There were two things that popped up when I searched for food in Hamburg: hamburgers and Franzbrotchen. The latter is a pastry with various toppings, such as nutella, nuts or fruit. Mostly sweet. Great, but once was enough. We tried two burgers during our stay and while they were indeed good, it wasn’t “oh my god, this is definitely the birthplace of the hamburger!” (I’m picky when it comes to food, if you haven’t noticed already). This place called The Burger Lab was really good, which was recommended through instagram (if you go to the website, they say they serve New York Style burgers, so… the irony)
We were so looking forward to the fish, but this worked out in a different way, both good and bad. (I talk about that later.)
Love sweet potato fries. The Burger Lab was excellent, from the modern and casual interior, the food, the drinks, the staff, all great. But then there are also a lot of other famous burger places that we didn’t get to try, including Brooklyn Burger Bar and Dulf’s Burger.
Three reasons I did like Hamburg
Beautiful architecture, with a mix of old and new. There are construction sites everywhere at the moment, which made it a bit tricky to walk around with a stroller, but it means there are to be new buildings and areas in the near future. The photo above is the Wandrahmsfleet, which is the part of the Speicherstadt, the biggest warehouse district in the world. It used to be a custom free zone for things like spices, coffee, cocoa and tea but now it’s a UNESCO World Heritage Site with a couple of museums lined up through the warehouses, including the Miniatur Wunderland, the Hamburg Dungeon (which seemed terrifying because I saw more than three kids crying in front of the exit) and the German Customs Museum.

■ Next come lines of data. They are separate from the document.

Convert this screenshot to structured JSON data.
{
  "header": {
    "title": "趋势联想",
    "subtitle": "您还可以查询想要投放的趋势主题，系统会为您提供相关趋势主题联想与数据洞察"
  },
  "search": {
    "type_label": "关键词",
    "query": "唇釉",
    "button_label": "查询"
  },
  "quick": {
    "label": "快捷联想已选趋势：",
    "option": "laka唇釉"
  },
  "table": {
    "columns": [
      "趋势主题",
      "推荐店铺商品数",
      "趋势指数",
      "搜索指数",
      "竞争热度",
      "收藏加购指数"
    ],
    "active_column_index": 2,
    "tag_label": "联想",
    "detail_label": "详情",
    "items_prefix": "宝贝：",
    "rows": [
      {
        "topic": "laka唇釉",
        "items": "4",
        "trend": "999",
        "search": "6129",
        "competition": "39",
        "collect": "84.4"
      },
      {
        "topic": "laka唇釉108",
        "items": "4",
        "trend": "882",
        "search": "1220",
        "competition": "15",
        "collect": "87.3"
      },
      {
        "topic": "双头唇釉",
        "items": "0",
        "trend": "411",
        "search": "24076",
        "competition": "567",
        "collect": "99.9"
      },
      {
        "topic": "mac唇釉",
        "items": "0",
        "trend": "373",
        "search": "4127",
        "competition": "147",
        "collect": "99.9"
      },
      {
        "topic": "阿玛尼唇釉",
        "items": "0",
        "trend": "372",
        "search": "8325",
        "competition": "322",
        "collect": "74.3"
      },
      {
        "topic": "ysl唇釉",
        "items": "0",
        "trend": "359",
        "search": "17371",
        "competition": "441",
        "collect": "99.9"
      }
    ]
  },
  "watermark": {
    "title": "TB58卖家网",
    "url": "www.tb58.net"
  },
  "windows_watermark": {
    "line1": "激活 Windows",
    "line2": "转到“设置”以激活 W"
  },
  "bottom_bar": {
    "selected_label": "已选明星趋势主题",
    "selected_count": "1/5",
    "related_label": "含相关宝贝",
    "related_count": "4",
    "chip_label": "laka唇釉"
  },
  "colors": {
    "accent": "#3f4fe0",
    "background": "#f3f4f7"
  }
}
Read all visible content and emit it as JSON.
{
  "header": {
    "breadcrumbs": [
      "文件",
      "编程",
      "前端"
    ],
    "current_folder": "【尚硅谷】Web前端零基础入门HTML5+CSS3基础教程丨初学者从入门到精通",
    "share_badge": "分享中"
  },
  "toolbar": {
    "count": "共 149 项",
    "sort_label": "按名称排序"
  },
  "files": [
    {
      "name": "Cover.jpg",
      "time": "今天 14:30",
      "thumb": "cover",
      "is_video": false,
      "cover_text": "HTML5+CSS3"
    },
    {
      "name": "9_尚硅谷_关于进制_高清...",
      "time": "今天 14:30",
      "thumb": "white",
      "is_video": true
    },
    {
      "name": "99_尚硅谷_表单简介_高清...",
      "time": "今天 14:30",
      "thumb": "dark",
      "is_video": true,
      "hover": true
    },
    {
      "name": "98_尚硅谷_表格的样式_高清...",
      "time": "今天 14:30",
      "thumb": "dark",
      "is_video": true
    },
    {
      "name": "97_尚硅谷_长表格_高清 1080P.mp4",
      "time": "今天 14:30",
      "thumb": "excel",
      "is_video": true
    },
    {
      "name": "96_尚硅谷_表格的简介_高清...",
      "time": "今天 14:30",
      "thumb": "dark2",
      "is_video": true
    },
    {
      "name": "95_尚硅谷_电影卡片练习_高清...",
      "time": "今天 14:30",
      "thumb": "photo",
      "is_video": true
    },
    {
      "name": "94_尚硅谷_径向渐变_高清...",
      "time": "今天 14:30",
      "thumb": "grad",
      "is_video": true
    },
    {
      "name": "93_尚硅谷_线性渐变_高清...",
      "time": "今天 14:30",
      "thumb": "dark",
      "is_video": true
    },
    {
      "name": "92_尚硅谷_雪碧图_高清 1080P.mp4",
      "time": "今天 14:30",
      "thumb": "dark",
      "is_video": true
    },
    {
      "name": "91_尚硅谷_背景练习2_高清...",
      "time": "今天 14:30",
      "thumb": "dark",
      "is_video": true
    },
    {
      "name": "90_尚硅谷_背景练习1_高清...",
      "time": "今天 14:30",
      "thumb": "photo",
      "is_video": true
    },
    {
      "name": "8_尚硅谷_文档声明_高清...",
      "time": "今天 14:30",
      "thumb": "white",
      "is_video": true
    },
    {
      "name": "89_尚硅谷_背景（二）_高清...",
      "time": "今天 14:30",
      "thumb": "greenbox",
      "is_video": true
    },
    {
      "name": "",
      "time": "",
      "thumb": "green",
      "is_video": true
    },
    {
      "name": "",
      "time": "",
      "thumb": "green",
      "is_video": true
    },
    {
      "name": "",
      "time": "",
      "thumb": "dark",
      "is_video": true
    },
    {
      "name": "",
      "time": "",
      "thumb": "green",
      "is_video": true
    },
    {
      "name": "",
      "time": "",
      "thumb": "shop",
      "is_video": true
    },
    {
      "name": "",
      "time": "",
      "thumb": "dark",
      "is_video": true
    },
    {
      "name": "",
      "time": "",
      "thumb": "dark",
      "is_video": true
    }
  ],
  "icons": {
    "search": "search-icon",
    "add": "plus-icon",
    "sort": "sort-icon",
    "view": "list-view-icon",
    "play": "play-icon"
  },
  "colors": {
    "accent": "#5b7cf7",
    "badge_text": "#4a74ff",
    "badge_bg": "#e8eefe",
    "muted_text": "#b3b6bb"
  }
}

Fish! The variety of fish could be better, but there was indeed an abundance of seafood menus, which we very much appreciated. We had the seafood platter at Casa del Sabor in the Portuguese Quarter and it was brilliant. We had some fish and chips at a restaurant inside the International Maritime Museum, but it was very disappointing. So all in all, it’s like anywhere, some places are good, others bad. But for us, it was nice to have a richer selection of fish here and there.
One evening, we popped into a Chinese buffet called Mr. Cherng, which is not the typical place you would go in Germany, but it was one of the best Chinese buffet places I’ve been in a very long time. The food selection wasn’t so big, but every dish was tasty and especially the Mongolian barbeque part where you pick the ingredients and the chef cooks it for you with your choice of sauce was amazing. Some people just took shrimp with chili sauce and, there you go, chili fried shrimp.
The seafood platter at Casa del Sabor was a great deal for money. And delicious.
3. Streets and quarters
While Stuttgart has great many things, it’s not the biggest city in Germany. So there’s not much room (yet) for so many big districts or quarters at the moment, but because Hamburg is bigger and is easily divided due to the canals, there are a lot of distinctively different places. For instance, the Portuguese Quarter. A street lined up with restaurants, cafes, bars and shops (Milch was an excellent cafe with wonderful coffee). We’re heading to Lisbon in June, so this was actually a great introduction.
Sternschanze was another unique district that was popular. This is the place to be when it comes to bars, cafes and restaurants. It’s also where you can find a lot of good deals for breakfasts.
Have you been to Hamburg? What were your thoughts? What part did you like/dislike? I’m really interested to know other travelers’ or even locals’ thoughts and opinions. If you have any recommendations for next time, please let me know. I would love to visit again and try other suggestions out. If you’re interested, I really enjoyed my time in Dresden (here, here and here), Munich and of course my home for now, Stuttgart.
- Miniatur Wunderland
- Eucerin Hautinstitute
- Neuer Wall
- The Burger Lab
- Casa del Sabor
- Mr. Cherng
- The Milch
All photos by rachelsanghee. April, 2017.